Some of my greatest gaming moments came on my PS2 in the form the Hitman franchise. I would spend hours replaying missions until I was properly satisfied with the way I had carried out my contract. The last generation of consoles saw the release of two more Hitman titles; the forgettable Blood Money in 2006 and Absolution in 2012 whose main claim to fame was the “controversy” some of the games antagonists generated. The market has been flooded with the sort of stealth action “assassin” genre and it seemed like Agent 47’s trademark garrote and silverballers were doomed to be forgotten. Fast forward to E3 2015 and an amazing trailer for the simply titled Hitman, a title that is to serve as a reboot for the franchise, something Square Enix has recently nailed with the Tomb Raider series. After a series of delays, changing release formats, pricing and dropping pre-orders we finally got to see if this younger episodic 47 is worth getting back into the business of contract killing.

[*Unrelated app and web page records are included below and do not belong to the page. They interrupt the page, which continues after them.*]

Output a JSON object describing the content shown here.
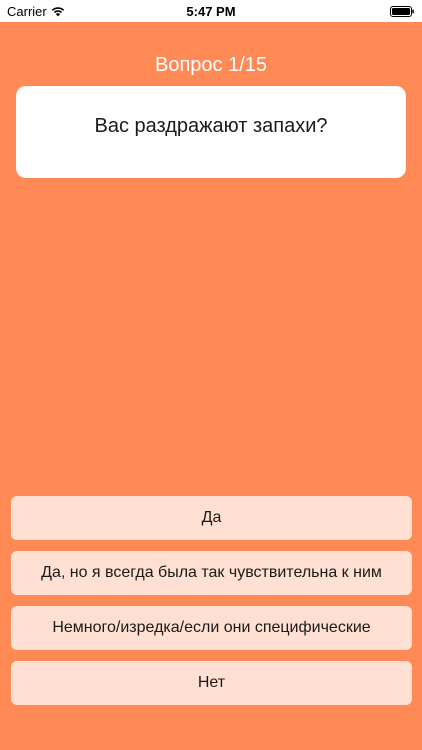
{
  "status_bar": {
    "carrier": "Carrier",
    "time": "5:47 PM"
  },
  "quiz": {
    "counter": "Вопрос 1/15",
    "question": "Вас раздражают запахи?",
    "answers": [
      {
        "label": "Да"
      },
      {
        "label": "Да, но я всегда была так чувствительна к ним"
      },
      {
        "label": "Немного/изредка/если они специфические"
      },
      {
        "label": "Нет"
      }
    ]
  },
  "colors": {
    "background": "#ff8a55",
    "card": "#ffffff",
    "answer_button": "#ffe0d2"
  }
}
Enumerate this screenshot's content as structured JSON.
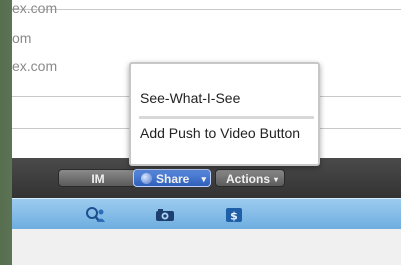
{
  "email_list": {
    "rows": [
      "ex.com",
      "om",
      "ex.com"
    ]
  },
  "toolbar": {
    "im_label": "IM",
    "share_label": "Share",
    "share_caret": "▾",
    "actions_label": "Actions",
    "actions_caret": "▾"
  },
  "menu": {
    "items": [
      "See-What-I-See",
      "Add Push to Video Button"
    ]
  },
  "icons": {
    "iconbar": [
      "search-people-icon",
      "camera-icon",
      "money-icon"
    ]
  },
  "colors": {
    "toolbar": "#3b3b3b",
    "share_button": "#3a6bc8",
    "iconbar": "#8cc0ea"
  }
}
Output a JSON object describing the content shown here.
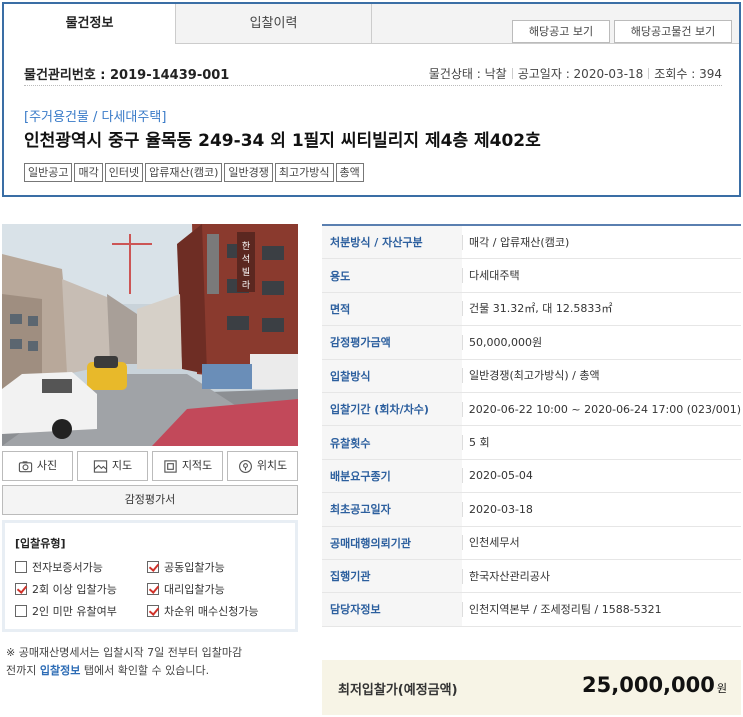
{
  "tabs": {
    "info": "물건정보",
    "history": "입찰이력"
  },
  "top_buttons": {
    "view_notice": "해당공고 보기",
    "view_notice_items": "해당공고물건 보기"
  },
  "item": {
    "mgmt_label": "물건관리번호 : 2019-14439-001",
    "status": "물건상태 : 낙찰",
    "notice_date": "공고일자 : 2020-03-18",
    "views": "조회수 : 394",
    "category": "[주거용건물 / 다세대주택]",
    "address": "인천광역시 중구 율목동 249-34 외 1필지 씨티빌리지 제4층 제402호",
    "tags": [
      "일반공고",
      "매각",
      "인터넷",
      "압류재산(캠코)",
      "일반경쟁",
      "최고가방식",
      "총액"
    ]
  },
  "media": {
    "photo": "사진",
    "map": "지도",
    "cadastral": "지적도",
    "location": "위치도",
    "appraisal": "감정평가서"
  },
  "bid_type": {
    "title": "[입찰유형]",
    "options": [
      {
        "label": "전자보증서가능",
        "checked": false
      },
      {
        "label": "공동입찰가능",
        "checked": true
      },
      {
        "label": "2회 이상 입찰가능",
        "checked": true
      },
      {
        "label": "대리입찰가능",
        "checked": true
      },
      {
        "label": "2인 미만 유찰여부",
        "checked": false
      },
      {
        "label": "차순위 매수신청가능",
        "checked": true
      }
    ]
  },
  "note": {
    "line1": "※ 공매재산명세서는 입찰시작 7일 전부터 입찰마감",
    "line2_pre": "전까지 ",
    "line2_link": "입찰정보",
    "line2_post": " 탭에서 확인할 수 있습니다."
  },
  "details": [
    {
      "label": "처분방식 / 자산구분",
      "value": "매각 / 압류재산(캠코)"
    },
    {
      "label": "용도",
      "value": "다세대주택"
    },
    {
      "label": "면적",
      "value": "건물 31.32㎡, 대 12.5833㎡"
    },
    {
      "label": "감정평가금액",
      "value": "50,000,000원"
    },
    {
      "label": "입찰방식",
      "value": "일반경쟁(최고가방식) / 총액"
    },
    {
      "label": "입찰기간 (회차/차수)",
      "value": "2020-06-22 10:00 ~ 2020-06-24 17:00 (023/001)"
    },
    {
      "label": "유찰횟수",
      "value": "5 회"
    },
    {
      "label": "배분요구종기",
      "value": "2020-05-04"
    },
    {
      "label": "최초공고일자",
      "value": "2020-03-18"
    },
    {
      "label": "공매대행의뢰기관",
      "value": "인천세무서"
    },
    {
      "label": "집행기관",
      "value": "한국자산관리공사"
    },
    {
      "label": "담당자정보",
      "value": "인천지역본부 / 조세정리팀 / 1588-5321"
    }
  ],
  "min_price": {
    "label": "최저입찰가(예정금액)",
    "value": "25,000,000",
    "unit": "원"
  }
}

First off, the one thing that I thought would be the most off putting portion of the game turned out to be my favorite. What was once considered a novel approach, releasing games in an episodic format has become tiresome and is usually lazily done. But with Hitman, it really seems to work. With most sandbox style games requiring hours of your life to feel like you can take on any task, Hitman drops you in its world with all the necessary tools to get the job done. My life is busy with work, kids and other grown up responsibilities so the fact that I can just sit down with the game and accomplish something major in a 30 minute time frame, then shut it off feels really incredible. On my first play through of the Paris mission I even failed multiple times and was still able to finish my contract in 40 minutes. While previous entries in the series offered replay value in its missions, the reboot has taken it one step further by offering feats and challenges to accomplish. The more feats you manage the higher your score and new starting options and challenges will be opened up to you.

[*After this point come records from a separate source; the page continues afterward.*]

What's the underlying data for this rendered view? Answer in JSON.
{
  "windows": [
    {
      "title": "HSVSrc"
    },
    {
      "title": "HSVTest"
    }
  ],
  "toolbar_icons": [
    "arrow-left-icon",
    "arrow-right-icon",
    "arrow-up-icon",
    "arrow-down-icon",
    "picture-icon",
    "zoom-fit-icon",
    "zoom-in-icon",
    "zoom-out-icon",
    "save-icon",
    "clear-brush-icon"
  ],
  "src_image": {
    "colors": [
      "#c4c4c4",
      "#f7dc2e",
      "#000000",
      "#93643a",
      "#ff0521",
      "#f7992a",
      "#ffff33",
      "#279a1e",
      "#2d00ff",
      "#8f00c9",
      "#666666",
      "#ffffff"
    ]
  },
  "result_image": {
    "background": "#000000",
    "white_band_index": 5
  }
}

Not only has the levels expanded, but the options on how to go about your task seem to have as well. While this may seem like an overwhelming upside, the developers added a new opportunity mechanic to the gameplay. By listening in on random NPC conversations, new opportunities to eliminate your contract will be opened up to you and you are given the ability to track them from objective to objective ensuring you a beautifully executed plan. The intro to the game has you going to a remote facility to undergo training recreating various missions from the company’s history and passing a final test. These intros are smaller in scale by comparison, but do an excellent job acclimating you to the core mechanics of the game. The otherwise classic Hitman game play is all still all there with the ability to disguise yourself and go unnoticed or arm up and go loud.
The first included mission was gorgeous and beautifully detailed. The level felt alive with NPC’s responding to your presence, although sometimes just trying to walk through you if they were on a set path. It’s really a stark contrast to the confined world of the training missions and open grounds of a Paris fashion show. The graphics don’t seem to suffer from all that is going on in game and maintains a solid frame rate throughout. The main voice acting is done well, while some of the lesser dialog seems phoned in by comparison.
We will be holding off on assigning a number to this review until the full product is released but if you’re at all apprehensive on picking this game because of the release structure, don’t be. Pick up the intro pack and try it for yourself. Square Enix is offering an upgrade package that you can buy that will unlock the remainder of the episodes if you enjoy the intro. We will update after each release so check back here for more Hitman updates as they are released over the coming year.
*Review PS4 code provided to us by the publisher.